Images and text by Lesly Simmons
The birth story I wrote in my head for my first child was radically altered at the 20-week mark, when I was diagnosed with complete placenta previa. I went from planning an all natural birth to expecting (and ultimately having) an emergency c-section a month early. Thankfully our baby girl Mia arrived small but healthy, and our breastfeeding journey began a few hours after she was born. It continues now at 15 months, and I feel like we can keep going as long as she wants, thanks to some changes I made to make nursing more comfortable for me.
Our early months were easy, save a few latch issues that a quick trip to the lactation consultant resolved. I started nursing Mia to sleep when she was about 5 months old, so I usually went to bed when she did, making it nearly impossible to connect with my husband in the evenings. Once her teeth arrived around eight months, I couldn’t get her to stop biting me, so I steeled myself for at least one big nip per day. She never drew blood, but the anticipation was almost as bad! And even with us practicing baby-led weaning as she got older, the night nursing never declined. Cosleeping meant she could nurse at any time, and so she did. While we tried transitioning her to a crib in our room, our close quarters understandably made it almost impossible to get her used to sleeping on her own.
Just before Mia turned one, my work schedule began to ramp back up. The frequent night nursings were taking a toll, and one day I angrily texted my sister, “I am SO OVER nursing! I’m ready to quit right now.” She sagely responded, “Sweetie, that’s not an option for you. It will be okay.”
Her message reminded me that my commitment to nursing was as important as any others I’d made over the years. When other parts of my life got tough I found solutions and powered through—this was no different. I had to realize that nursing is not an all or nothing proposition, and I figured out that it was the night nursing that was wearing me down. As a new mom I also had to recognize that it was okay for me to develop some boundaries that would help keep me sane—like getting a good night’s sleep—and ultimately make me a better parent.
We’d already been planning to move, and a few months later we found a new home with a nursery. By the end of the first week in our new place Mia was sleeping through the night without any crying it out—we just had to introduce her to her own space, develop a new routine and allow her to sleep. Apparently she was ready for a change as well. She falls asleep on her own now and my night nursings are now once or twice a week rather than several times a night.

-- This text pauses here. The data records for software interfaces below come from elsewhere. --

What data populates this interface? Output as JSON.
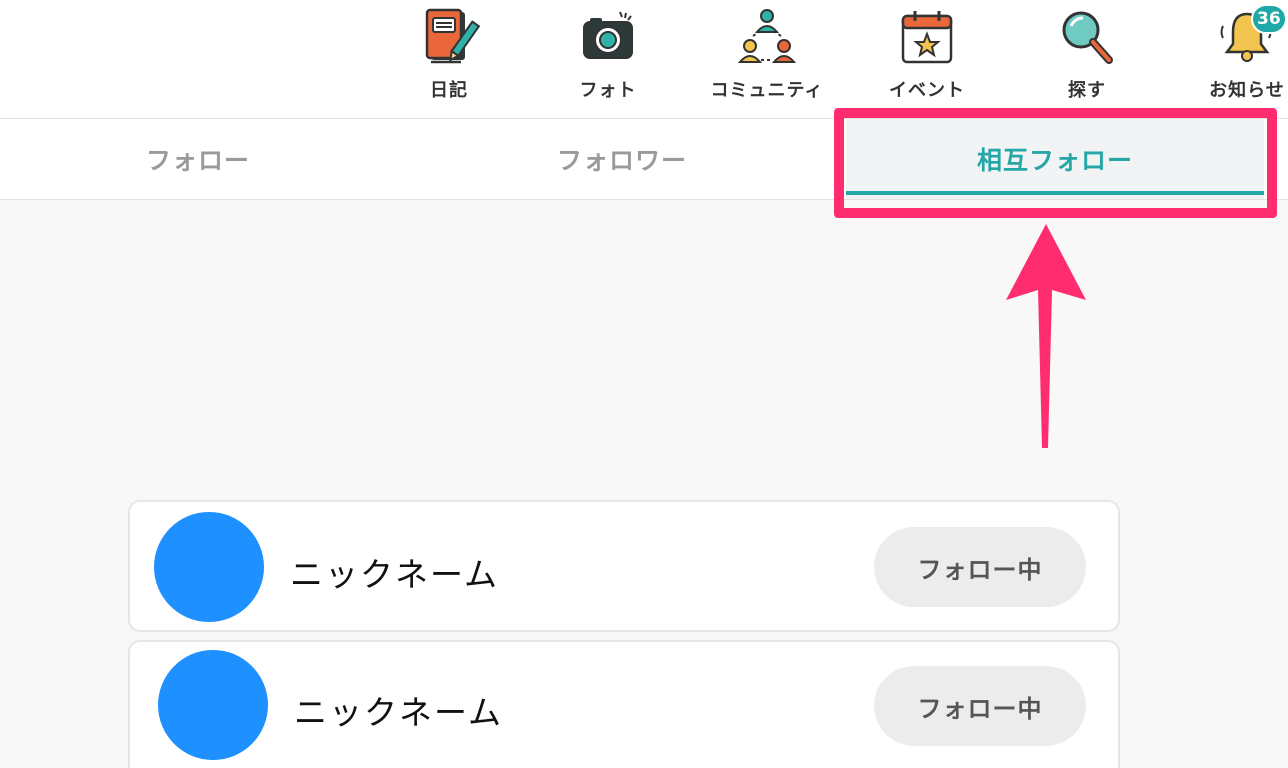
{
  "nav": {
    "items": [
      {
        "label": "日記",
        "icon": "diary-icon"
      },
      {
        "label": "フォト",
        "icon": "camera-icon"
      },
      {
        "label": "コミュニティ",
        "icon": "community-icon"
      },
      {
        "label": "イベント",
        "icon": "calendar-icon"
      },
      {
        "label": "探す",
        "icon": "magnifier-icon"
      },
      {
        "label": "お知らせ",
        "icon": "bell-icon",
        "badge": "36"
      }
    ]
  },
  "tabs": [
    {
      "label": "フォロー"
    },
    {
      "label": "フォロワー"
    },
    {
      "label": "相互フォロー",
      "active": true
    }
  ],
  "list": [
    {
      "name": "ニックネーム",
      "button": "フォロー中"
    },
    {
      "name": "ニックネーム",
      "button": "フォロー中"
    }
  ],
  "colors": {
    "accent": "#25a7a7",
    "highlight": "#ff2d6f",
    "avatar": "#1e90ff",
    "badge": "#1fa8a8"
  }
}
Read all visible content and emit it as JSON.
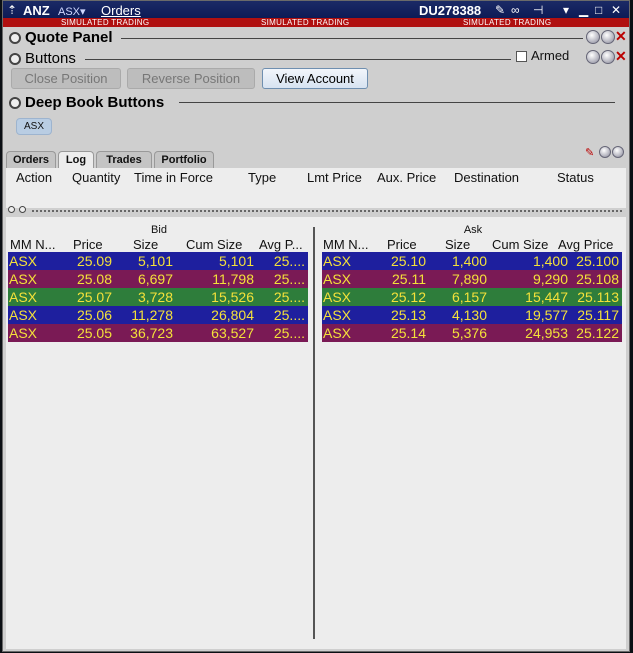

We still nurse on demand during the day, and she’s old enough now to crawl into my lap and assume the position when she’s ready. At this point we have no plans to wean—it’s amazing to witness her development even as it relates to nursing, and I feel empowered rather than run down. It was so much better to adjust my expectations to allow myself to keep us going, rather than trying to be Supermom and totally burning myself out.